§ INFORMATION GIVEN
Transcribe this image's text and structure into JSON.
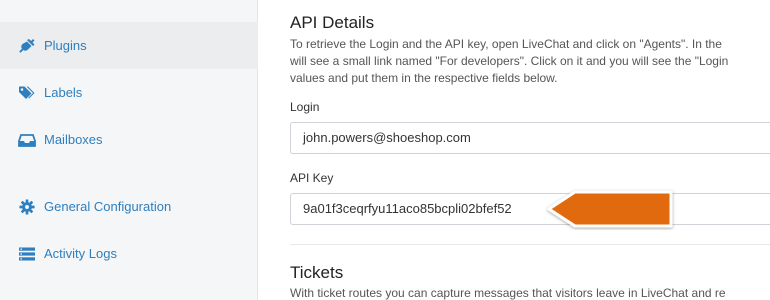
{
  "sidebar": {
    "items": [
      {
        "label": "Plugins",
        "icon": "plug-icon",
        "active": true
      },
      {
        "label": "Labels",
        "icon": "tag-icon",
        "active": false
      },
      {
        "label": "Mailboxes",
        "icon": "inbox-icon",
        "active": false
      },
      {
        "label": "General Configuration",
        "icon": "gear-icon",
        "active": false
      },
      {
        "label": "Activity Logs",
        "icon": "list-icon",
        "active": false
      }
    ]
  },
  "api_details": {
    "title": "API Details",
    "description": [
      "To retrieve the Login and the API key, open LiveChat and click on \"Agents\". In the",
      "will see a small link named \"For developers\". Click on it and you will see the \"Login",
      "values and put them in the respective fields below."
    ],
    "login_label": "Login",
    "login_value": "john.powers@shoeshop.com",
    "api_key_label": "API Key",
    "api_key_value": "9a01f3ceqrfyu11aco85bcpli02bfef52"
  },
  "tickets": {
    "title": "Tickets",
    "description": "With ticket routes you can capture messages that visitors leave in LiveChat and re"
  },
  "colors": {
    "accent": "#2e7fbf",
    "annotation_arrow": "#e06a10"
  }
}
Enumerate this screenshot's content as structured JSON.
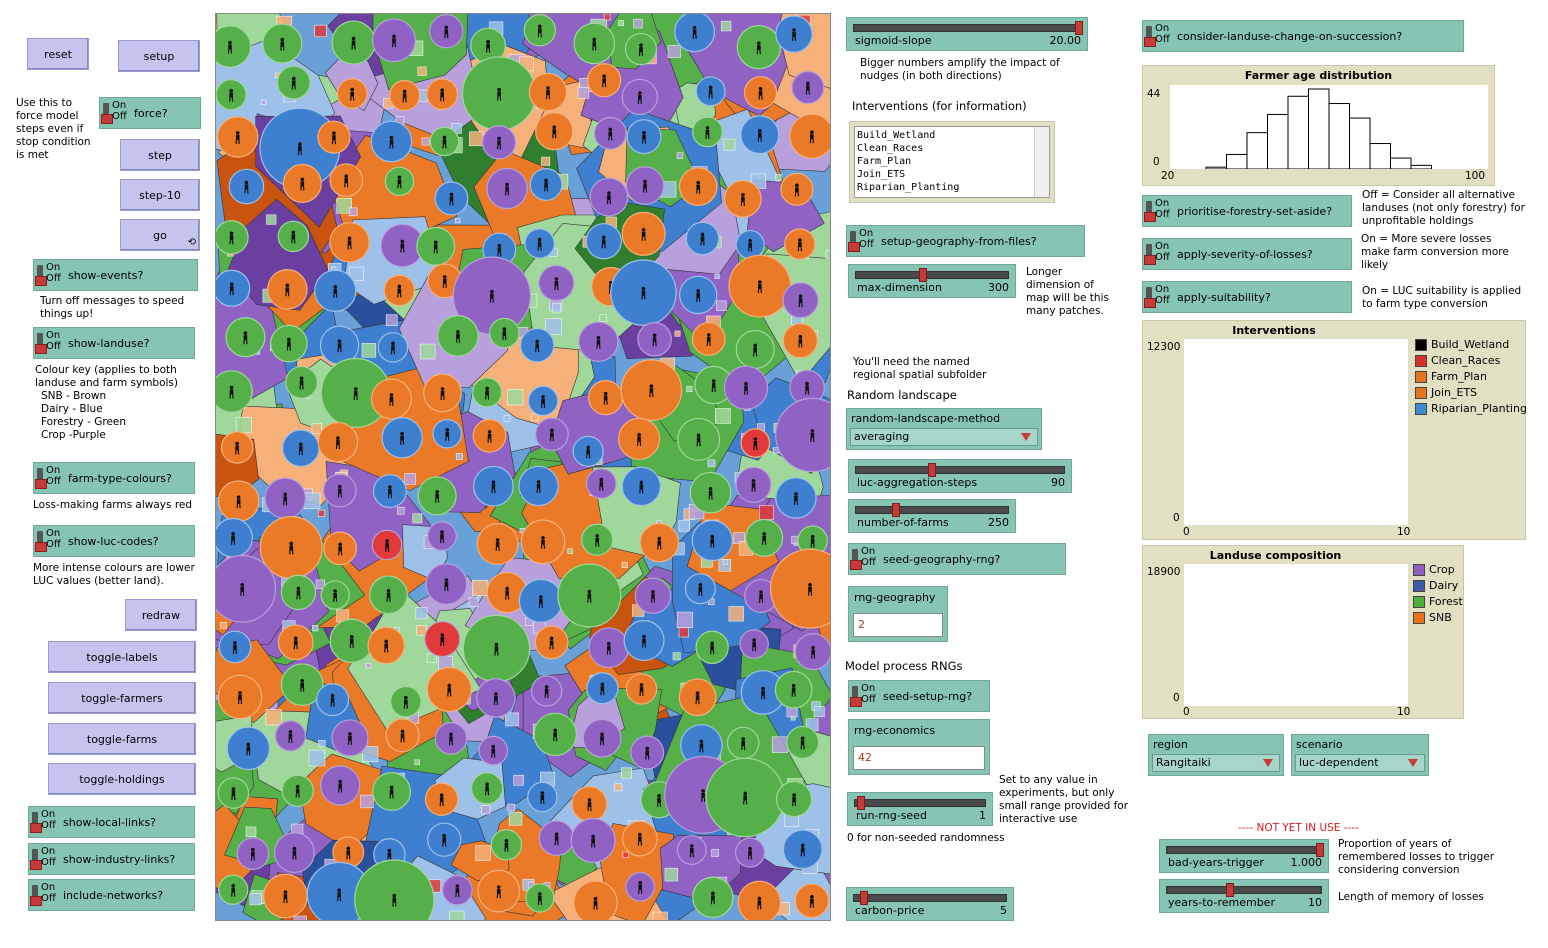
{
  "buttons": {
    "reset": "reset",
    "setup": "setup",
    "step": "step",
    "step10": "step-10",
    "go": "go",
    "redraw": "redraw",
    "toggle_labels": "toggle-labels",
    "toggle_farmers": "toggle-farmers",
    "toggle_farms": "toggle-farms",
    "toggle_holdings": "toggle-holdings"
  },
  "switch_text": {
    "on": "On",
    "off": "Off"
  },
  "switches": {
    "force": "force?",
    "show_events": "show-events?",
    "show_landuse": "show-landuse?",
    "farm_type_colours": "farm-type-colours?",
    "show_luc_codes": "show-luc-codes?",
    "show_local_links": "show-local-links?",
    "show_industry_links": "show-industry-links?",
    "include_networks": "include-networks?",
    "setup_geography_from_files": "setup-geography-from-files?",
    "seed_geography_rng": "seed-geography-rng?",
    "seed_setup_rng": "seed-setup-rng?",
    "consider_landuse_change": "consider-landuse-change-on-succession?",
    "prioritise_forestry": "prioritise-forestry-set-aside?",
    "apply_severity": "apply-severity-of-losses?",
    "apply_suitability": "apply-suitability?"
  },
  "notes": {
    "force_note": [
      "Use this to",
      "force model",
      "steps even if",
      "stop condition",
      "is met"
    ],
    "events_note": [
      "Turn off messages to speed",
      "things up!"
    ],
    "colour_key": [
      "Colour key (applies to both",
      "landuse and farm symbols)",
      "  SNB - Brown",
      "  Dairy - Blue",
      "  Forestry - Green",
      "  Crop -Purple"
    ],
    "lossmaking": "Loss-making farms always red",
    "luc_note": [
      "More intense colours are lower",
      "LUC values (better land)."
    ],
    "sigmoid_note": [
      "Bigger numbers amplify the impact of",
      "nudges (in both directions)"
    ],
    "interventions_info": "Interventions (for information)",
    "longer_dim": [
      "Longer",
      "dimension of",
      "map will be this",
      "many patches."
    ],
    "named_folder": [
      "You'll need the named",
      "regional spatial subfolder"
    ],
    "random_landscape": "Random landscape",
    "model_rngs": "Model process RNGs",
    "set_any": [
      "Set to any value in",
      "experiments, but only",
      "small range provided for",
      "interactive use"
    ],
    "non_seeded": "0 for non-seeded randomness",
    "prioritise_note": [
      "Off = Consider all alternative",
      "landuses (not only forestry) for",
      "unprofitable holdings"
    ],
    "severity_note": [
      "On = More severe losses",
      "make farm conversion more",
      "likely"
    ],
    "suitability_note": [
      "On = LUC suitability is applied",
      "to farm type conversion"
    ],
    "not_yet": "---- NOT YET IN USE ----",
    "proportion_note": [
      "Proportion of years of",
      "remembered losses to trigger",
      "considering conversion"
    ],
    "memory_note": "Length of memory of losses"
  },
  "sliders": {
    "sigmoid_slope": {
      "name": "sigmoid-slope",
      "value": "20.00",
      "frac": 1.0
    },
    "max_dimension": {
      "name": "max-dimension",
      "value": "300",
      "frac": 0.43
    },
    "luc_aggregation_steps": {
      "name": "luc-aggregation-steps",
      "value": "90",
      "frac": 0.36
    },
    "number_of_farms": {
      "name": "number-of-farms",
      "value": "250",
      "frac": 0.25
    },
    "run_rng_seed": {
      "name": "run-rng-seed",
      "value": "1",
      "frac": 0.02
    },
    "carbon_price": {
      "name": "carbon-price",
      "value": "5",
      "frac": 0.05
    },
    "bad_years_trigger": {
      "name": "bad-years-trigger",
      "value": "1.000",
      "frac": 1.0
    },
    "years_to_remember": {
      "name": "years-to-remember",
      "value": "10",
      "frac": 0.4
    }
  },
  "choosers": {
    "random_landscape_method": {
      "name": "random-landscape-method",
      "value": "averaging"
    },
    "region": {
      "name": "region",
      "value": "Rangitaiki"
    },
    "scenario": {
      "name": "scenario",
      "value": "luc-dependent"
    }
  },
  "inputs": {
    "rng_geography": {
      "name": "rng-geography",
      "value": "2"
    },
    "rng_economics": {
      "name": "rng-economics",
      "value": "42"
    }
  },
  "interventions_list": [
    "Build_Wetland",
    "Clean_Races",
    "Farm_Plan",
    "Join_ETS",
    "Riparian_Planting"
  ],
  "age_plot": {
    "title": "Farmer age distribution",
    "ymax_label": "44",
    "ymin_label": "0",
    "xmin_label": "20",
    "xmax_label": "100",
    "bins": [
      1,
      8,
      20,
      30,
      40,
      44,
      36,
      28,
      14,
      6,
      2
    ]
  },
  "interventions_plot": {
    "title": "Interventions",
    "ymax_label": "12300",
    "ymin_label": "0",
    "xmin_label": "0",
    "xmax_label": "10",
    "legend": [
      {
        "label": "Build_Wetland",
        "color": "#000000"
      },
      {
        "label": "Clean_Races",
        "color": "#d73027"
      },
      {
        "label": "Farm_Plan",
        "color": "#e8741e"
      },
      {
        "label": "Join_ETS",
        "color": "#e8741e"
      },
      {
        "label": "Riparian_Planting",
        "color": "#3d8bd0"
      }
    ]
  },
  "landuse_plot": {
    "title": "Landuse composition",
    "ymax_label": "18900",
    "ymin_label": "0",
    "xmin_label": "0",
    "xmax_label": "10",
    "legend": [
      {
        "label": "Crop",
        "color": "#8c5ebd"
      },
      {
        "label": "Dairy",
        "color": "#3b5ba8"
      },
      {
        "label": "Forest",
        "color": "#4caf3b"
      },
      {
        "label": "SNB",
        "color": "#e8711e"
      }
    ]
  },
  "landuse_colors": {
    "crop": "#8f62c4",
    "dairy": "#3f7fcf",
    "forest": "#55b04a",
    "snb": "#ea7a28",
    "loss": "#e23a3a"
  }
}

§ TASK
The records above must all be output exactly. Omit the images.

§ OUTPUT FOR THIS EXERCISE
Transcribe this image's text and structure into JSON.
{
  "sidebar": {
    "items": [
      {
        "label": "Plugins",
        "icon": "plug-icon",
        "active": true
      },
      {
        "label": "Labels",
        "icon": "tag-icon",
        "active": false
      },
      {
        "label": "Mailboxes",
        "icon": "inbox-icon",
        "active": false
      },
      {
        "label": "General Configuration",
        "icon": "gear-icon",
        "active": false
      },
      {
        "label": "Activity Logs",
        "icon": "list-icon",
        "active": false
      }
    ]
  },
  "api_details": {
    "title": "API Details",
    "description": [
      "To retrieve the Login and the API key, open LiveChat and click on \"Agents\". In the",
      "will see a small link named \"For developers\". Click on it and you will see the \"Login",
      "values and put them in the respective fields below."
    ],
    "login_label": "Login",
    "login_value": "john.powers@shoeshop.com",
    "api_key_label": "API Key",
    "api_key_value": "9a01f3ceqrfyu11aco85bcpli02bfef52"
  },
  "tickets": {
    "title": "Tickets",
    "description": "With ticket routes you can capture messages that visitors leave in LiveChat and re"
  },
  "colors": {
    "accent": "#2e7fbf",
    "annotation_arrow": "#e06a10"
  }
}
Enumerate this screenshot's content as structured JSON.
{
  "buttons": {
    "reset": "reset",
    "setup": "setup",
    "step": "step",
    "step10": "step-10",
    "go": "go",
    "redraw": "redraw",
    "toggle_labels": "toggle-labels",
    "toggle_farmers": "toggle-farmers",
    "toggle_farms": "toggle-farms",
    "toggle_holdings": "toggle-holdings"
  },
  "switch_text": {
    "on": "On",
    "off": "Off"
  },
  "switches": {
    "force": "force?",
    "show_events": "show-events?",
    "show_landuse": "show-landuse?",
    "farm_type_colours": "farm-type-colours?",
    "show_luc_codes": "show-luc-codes?",
    "show_local_links": "show-local-links?",
    "show_industry_links": "show-industry-links?",
    "include_networks": "include-networks?",
    "setup_geography_from_files": "setup-geography-from-files?",
    "seed_geography_rng": "seed-geography-rng?",
    "seed_setup_rng": "seed-setup-rng?",
    "consider_landuse_change": "consider-landuse-change-on-succession?",
    "prioritise_forestry": "prioritise-forestry-set-aside?",
    "apply_severity": "apply-severity-of-losses?",
    "apply_suitability": "apply-suitability?"
  },
  "notes": {
    "force_note": [
      "Use this to",
      "force model",
      "steps even if",
      "stop condition",
      "is met"
    ],
    "events_note": [
      "Turn off messages to speed",
      "things up!"
    ],
    "colour_key": [
      "Colour key (applies to both",
      "landuse and farm symbols)",
      "  SNB - Brown",
      "  Dairy - Blue",
      "  Forestry - Green",
      "  Crop -Purple"
    ],
    "lossmaking": "Loss-making farms always red",
    "luc_note": [
      "More intense colours are lower",
      "LUC values (better land)."
    ],
    "sigmoid_note": [
      "Bigger numbers amplify the impact of",
      "nudges (in both directions)"
    ],
    "interventions_info": "Interventions (for information)",
    "longer_dim": [
      "Longer",
      "dimension of",
      "map will be this",
      "many patches."
    ],
    "named_folder": [
      "You'll need the named",
      "regional spatial subfolder"
    ],
    "random_landscape": "Random landscape",
    "model_rngs": "Model process RNGs",
    "set_any": [
      "Set to any value in",
      "experiments, but only",
      "small range provided for",
      "interactive use"
    ],
    "non_seeded": "0 for non-seeded randomness",
    "prioritise_note": [
      "Off = Consider all alternative",
      "landuses (not only forestry) for",
      "unprofitable holdings"
    ],
    "severity_note": [
      "On = More severe losses",
      "make farm conversion more",
      "likely"
    ],
    "suitability_note": [
      "On = LUC suitability is applied",
      "to farm type conversion"
    ],
    "not_yet": "---- NOT YET IN USE ----",
    "proportion_note": [
      "Proportion of years of",
      "remembered losses to trigger",
      "considering conversion"
    ],
    "memory_note": "Length of memory of losses"
  },
  "sliders": {
    "sigmoid_slope": {
      "name": "sigmoid-slope",
      "value": "20.00",
      "frac": 1.0
    },
    "max_dimension": {
      "name": "max-dimension",
      "value": "300",
      "frac": 0.43
    },
    "luc_aggregation_steps": {
      "name": "luc-aggregation-steps",
      "value": "90",
      "frac": 0.36
    },
    "number_of_farms": {
      "name": "number-of-farms",
      "value": "250",
      "frac": 0.25
    },
    "run_rng_seed": {
      "name": "run-rng-seed",
      "value": "1",
      "frac": 0.02
    },
    "carbon_price": {
      "name": "carbon-price",
      "value": "5",
      "frac": 0.05
    },
    "bad_years_trigger": {
      "name": "bad-years-trigger",
      "value": "1.000",
      "frac": 1.0
    },
    "years_to_remember": {
      "name": "years-to-remember",
      "value": "10",
      "frac": 0.4
    }
  },
  "choosers": {
    "random_landscape_method": {
      "name": "random-landscape-method",
      "value": "averaging"
    },
    "region": {
      "name": "region",
      "value": "Rangitaiki"
    },
    "scenario": {
      "name": "scenario",
      "value": "luc-dependent"
    }
  },
  "inputs": {
    "rng_geography": {
      "name": "rng-geography",
      "value": "2"
    },
    "rng_economics": {
      "name": "rng-economics",
      "value": "42"
    }
  },
  "interventions_list": [
    "Build_Wetland",
    "Clean_Races",
    "Farm_Plan",
    "Join_ETS",
    "Riparian_Planting"
  ],
  "age_plot": {
    "title": "Farmer age distribution",
    "ymax_label": "44",
    "ymin_label": "0",
    "xmin_label": "20",
    "xmax_label": "100",
    "bins": [
      1,
      8,
      20,
      30,
      40,
      44,
      36,
      28,
      14,
      6,
      2
    ]
  },
  "interventions_plot": {
    "title": "Interventions",
    "ymax_label": "12300",
    "ymin_label": "0",
    "xmin_label": "0",
    "xmax_label": "10",
    "legend": [
      {
        "label": "Build_Wetland",
        "color": "#000000"
      },
      {
        "label": "Clean_Races",
        "color": "#d73027"
      },
      {
        "label": "Farm_Plan",
        "color": "#e8741e"
      },
      {
        "label": "Join_ETS",
        "color": "#e8741e"
      },
      {
        "label": "Riparian_Planting",
        "color": "#3d8bd0"
      }
    ]
  },
  "landuse_plot": {
    "title": "Landuse composition",
    "ymax_label": "18900",
    "ymin_label": "0",
    "xmin_label": "0",
    "xmax_label": "10",
    "legend": [
      {
        "label": "Crop",
        "color": "#8c5ebd"
      },
      {
        "label": "Dairy",
        "color": "#3b5ba8"
      },
      {
        "label": "Forest",
        "color": "#4caf3b"
      },
      {
        "label": "SNB",
        "color": "#e8711e"
      }
    ]
  },
  "landuse_colors": {
    "crop": "#8f62c4",
    "dairy": "#3f7fcf",
    "forest": "#55b04a",
    "snb": "#ea7a28",
    "loss": "#e23a3a"
  }
}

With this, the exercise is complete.